I don’t normally write about anything but office and warehouse properties since those are the ones which most of my clients lease or buy. But many of their employees live in apartments so I thought they might be interested in what’s going on the Dallas Fort Worth market.
Earlier this week I heard a presentation by Greg Willet, the chief economist for MPF Research, which is a company owned by RealPage which produces property management software for the owners of apartment properties. That software gives RealPage the ability to collect an incredible amount of data which their MPF Research arm can then analyze and provide insight into the market at any given time.
To say the least, DFW apartment owners are having a very good time right now. Occupancies are high. Rents are going up. And credit quality of renters is the highest it’s ever been. Here are some interesting facts provided by Mr. Willett. For new renters (not including people just renewing their leases) in non-subsidized housing:
1. Average age is in the mid-30’s.
2. Average household income is $85,000.
3. Renters aren’t just leasing apartments until they are ready to buy a house. Renting is becoming a permanent or at least much longer lifestyle.
In the 6 years from 2010 to present,
1. 100,000 more apartments absorbed. Absorption is just the net change in the total number of apartments leased.
2. 65,000 have been built.
3. Occupancy is at 95.5%.
4.Rents have increased by 22.4%.
5. 53% renew their leases compared to a historic average in the mid-40’s.
But what about the future? That’s where it gets a little scary for developers as they may be overbuilding. There are 38,400 apartments under construction right now while only 15,000 were absorbed in 2015.
High-rise apartment buildings are where it is most out of whack. There are about 3,400 apartments in high-rise buildings now. But there are 13 properties under construction with another 3,000 units. And behind that are another 12 properties with yet another 3,000 units which are almost certainly about to break ground. While this market is looking good to developers with rents in the $3.00 per square foot per month range, it’s unclear how deep the renter supply is for those rental rates. How many people can afford $3,000 a month for a 1,000 square foot apartment?

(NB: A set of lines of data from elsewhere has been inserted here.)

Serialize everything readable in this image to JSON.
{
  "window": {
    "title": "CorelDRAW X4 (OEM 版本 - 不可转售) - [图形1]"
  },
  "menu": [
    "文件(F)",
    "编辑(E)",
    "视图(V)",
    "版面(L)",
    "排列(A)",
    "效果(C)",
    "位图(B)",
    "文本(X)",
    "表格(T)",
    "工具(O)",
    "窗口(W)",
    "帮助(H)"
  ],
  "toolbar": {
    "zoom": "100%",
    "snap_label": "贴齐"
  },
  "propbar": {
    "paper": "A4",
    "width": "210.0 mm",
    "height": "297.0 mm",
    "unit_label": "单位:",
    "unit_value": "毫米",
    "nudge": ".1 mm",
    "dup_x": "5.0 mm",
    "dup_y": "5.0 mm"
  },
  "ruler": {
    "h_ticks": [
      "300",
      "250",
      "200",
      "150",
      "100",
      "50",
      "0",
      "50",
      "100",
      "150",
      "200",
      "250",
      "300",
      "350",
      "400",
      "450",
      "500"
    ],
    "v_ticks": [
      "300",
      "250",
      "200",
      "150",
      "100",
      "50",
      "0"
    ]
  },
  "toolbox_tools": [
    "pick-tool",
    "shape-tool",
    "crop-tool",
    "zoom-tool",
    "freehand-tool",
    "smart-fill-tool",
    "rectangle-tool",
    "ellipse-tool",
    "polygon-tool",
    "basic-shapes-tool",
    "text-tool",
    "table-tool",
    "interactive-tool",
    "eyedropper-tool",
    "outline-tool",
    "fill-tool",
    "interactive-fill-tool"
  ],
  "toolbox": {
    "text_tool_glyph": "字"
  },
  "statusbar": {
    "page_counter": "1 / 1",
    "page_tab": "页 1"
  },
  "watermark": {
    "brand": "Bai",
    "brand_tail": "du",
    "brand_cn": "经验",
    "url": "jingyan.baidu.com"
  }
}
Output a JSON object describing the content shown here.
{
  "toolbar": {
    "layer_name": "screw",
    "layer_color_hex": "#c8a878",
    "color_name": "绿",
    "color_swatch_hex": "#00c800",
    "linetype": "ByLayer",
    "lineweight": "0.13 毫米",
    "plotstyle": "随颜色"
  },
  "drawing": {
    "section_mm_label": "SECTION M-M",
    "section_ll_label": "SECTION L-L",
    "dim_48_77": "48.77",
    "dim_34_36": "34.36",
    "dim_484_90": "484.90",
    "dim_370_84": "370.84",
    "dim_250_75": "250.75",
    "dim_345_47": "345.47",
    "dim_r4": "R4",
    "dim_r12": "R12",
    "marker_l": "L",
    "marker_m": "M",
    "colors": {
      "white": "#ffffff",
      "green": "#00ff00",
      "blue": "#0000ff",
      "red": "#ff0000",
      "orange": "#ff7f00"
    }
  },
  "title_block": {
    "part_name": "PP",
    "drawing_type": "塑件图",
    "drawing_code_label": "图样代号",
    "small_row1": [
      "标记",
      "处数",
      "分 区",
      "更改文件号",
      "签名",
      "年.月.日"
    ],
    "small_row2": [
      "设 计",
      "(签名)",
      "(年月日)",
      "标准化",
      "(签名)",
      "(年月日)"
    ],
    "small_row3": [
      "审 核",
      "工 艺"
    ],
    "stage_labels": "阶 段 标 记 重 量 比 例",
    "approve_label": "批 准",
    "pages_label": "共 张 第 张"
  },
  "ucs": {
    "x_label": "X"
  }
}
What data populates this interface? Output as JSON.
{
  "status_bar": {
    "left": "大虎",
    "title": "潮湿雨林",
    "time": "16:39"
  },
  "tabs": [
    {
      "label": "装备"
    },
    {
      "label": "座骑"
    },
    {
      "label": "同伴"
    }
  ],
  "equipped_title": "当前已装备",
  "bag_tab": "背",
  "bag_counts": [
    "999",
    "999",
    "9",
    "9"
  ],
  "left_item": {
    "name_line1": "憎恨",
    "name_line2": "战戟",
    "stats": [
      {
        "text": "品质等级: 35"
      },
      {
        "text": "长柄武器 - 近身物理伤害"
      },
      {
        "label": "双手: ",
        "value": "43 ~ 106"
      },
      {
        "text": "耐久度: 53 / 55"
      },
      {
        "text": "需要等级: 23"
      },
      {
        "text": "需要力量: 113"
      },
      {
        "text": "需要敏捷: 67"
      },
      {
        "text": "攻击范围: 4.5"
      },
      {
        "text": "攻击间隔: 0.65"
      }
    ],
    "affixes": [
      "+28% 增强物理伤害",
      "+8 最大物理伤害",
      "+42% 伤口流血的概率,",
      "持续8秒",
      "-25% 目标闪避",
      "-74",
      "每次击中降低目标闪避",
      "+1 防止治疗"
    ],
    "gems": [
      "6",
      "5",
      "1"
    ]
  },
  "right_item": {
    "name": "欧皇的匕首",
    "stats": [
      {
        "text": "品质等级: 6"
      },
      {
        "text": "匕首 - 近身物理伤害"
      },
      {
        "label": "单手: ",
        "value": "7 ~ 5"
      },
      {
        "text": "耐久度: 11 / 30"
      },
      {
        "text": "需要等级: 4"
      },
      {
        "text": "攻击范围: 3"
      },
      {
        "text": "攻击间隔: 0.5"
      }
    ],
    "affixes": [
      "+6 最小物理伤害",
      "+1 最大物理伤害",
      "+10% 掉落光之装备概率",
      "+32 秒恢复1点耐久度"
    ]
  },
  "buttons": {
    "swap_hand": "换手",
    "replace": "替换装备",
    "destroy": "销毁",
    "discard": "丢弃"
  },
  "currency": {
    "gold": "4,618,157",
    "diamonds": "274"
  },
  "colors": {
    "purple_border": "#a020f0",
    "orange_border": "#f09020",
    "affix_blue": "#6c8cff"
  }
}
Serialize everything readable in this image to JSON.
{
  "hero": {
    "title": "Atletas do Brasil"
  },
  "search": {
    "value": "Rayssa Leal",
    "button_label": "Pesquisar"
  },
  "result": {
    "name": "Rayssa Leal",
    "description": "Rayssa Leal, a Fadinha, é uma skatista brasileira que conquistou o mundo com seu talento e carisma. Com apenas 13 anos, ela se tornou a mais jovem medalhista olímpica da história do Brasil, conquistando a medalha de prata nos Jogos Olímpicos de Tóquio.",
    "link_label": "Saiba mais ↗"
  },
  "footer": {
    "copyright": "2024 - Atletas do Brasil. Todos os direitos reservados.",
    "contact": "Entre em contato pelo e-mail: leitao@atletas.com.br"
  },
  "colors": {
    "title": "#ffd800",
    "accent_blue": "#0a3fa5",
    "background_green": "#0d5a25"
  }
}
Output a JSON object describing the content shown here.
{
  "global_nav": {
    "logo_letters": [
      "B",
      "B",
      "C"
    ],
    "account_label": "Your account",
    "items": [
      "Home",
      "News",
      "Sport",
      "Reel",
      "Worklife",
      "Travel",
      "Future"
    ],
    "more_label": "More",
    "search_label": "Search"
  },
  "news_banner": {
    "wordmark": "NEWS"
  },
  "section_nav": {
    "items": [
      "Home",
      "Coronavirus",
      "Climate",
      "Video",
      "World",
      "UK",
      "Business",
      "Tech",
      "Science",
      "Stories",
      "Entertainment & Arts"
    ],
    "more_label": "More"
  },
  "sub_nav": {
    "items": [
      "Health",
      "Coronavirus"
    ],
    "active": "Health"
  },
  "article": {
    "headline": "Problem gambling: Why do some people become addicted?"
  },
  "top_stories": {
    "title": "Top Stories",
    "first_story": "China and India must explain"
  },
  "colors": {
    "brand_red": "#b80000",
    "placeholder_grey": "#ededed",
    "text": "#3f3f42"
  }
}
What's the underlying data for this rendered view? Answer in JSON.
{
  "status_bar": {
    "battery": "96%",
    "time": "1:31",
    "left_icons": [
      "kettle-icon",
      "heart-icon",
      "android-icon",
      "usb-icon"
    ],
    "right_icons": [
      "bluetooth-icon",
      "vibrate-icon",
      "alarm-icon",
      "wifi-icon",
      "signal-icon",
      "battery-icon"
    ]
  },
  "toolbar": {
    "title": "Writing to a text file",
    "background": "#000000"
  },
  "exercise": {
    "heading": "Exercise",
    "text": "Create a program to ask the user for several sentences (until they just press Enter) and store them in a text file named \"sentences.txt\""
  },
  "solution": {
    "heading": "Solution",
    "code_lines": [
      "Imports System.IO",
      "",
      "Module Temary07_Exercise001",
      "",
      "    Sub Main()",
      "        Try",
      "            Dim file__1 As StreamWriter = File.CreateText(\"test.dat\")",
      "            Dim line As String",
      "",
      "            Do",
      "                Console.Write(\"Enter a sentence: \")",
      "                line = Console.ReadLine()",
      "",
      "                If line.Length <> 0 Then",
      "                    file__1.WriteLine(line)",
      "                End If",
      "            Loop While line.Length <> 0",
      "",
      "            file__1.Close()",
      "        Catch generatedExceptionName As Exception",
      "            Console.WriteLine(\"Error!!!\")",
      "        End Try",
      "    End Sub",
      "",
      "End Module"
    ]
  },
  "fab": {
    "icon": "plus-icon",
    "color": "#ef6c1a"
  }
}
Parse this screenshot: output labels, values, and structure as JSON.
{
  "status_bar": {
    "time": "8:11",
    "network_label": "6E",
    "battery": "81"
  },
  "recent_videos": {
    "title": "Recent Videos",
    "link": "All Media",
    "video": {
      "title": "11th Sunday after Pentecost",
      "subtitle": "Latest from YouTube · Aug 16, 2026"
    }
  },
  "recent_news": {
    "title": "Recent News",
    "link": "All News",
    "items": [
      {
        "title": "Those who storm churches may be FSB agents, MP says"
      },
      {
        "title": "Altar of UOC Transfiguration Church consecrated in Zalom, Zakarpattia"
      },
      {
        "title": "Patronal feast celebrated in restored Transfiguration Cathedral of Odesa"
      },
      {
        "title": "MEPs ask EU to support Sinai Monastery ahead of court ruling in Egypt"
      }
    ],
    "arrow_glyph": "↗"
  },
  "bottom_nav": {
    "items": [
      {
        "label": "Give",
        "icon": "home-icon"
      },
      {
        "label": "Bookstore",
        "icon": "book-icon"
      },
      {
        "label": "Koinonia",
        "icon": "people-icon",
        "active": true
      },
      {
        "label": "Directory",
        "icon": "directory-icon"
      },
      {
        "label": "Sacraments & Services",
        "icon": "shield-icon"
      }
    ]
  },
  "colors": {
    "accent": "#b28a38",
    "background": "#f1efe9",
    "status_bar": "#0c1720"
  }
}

With the extreme shortage of single-family homes, I wanted to know if Mr. Willett had any research showing the supply and demand of the total market for housing units. Unfortunately, he doesn’t, but it would certainly seem logical that many people moving to DFW are leasing apartments instead of buying homes simply because they can’t find them to buy right now.
Stay tuned. It will certainly change in the future.
Bob Gibbons is a Real Estate Advisor & Tenant Advocate with REATA Commercial Realty, Inc. which is a tenant advisory firm based in Plano, Texas. Bob serves companies in Plano, Frisco, McKinney, Allen, Richardson, Addison, Dallas and the surrounding areas and specializes in companies which lease or buy office and warehouse properties.